- Your assignment: Some lines below hold "Manage". Pick them out and copy them.

- Dataset entries:

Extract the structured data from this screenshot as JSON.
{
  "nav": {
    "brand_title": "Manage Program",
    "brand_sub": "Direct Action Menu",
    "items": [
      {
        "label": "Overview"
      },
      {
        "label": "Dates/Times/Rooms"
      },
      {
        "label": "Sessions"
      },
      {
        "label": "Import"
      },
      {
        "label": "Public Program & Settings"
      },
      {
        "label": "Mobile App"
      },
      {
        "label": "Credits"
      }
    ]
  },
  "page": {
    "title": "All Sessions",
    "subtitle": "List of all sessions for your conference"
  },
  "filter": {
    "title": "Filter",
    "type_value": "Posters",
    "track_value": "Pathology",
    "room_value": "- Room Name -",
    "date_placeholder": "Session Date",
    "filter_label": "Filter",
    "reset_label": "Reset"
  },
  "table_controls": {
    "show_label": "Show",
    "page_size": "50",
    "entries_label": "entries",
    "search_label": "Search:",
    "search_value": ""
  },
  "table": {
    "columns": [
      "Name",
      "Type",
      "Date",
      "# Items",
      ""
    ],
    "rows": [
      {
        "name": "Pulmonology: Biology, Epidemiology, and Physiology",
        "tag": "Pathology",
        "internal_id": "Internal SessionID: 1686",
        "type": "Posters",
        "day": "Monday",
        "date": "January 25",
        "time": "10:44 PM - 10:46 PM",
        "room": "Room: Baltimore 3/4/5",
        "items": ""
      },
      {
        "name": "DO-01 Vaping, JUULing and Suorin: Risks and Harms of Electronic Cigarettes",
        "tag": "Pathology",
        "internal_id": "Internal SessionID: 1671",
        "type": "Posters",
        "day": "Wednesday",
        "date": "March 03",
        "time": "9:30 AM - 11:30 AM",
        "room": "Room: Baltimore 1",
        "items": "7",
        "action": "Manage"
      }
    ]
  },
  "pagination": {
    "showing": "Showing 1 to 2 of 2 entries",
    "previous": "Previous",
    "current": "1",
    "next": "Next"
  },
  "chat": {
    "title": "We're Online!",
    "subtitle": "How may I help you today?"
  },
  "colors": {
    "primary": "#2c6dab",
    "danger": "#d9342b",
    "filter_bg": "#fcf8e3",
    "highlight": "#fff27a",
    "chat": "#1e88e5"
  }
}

- Response to this task:
    "brand_title": "Manage Program",
        "action": "Manage"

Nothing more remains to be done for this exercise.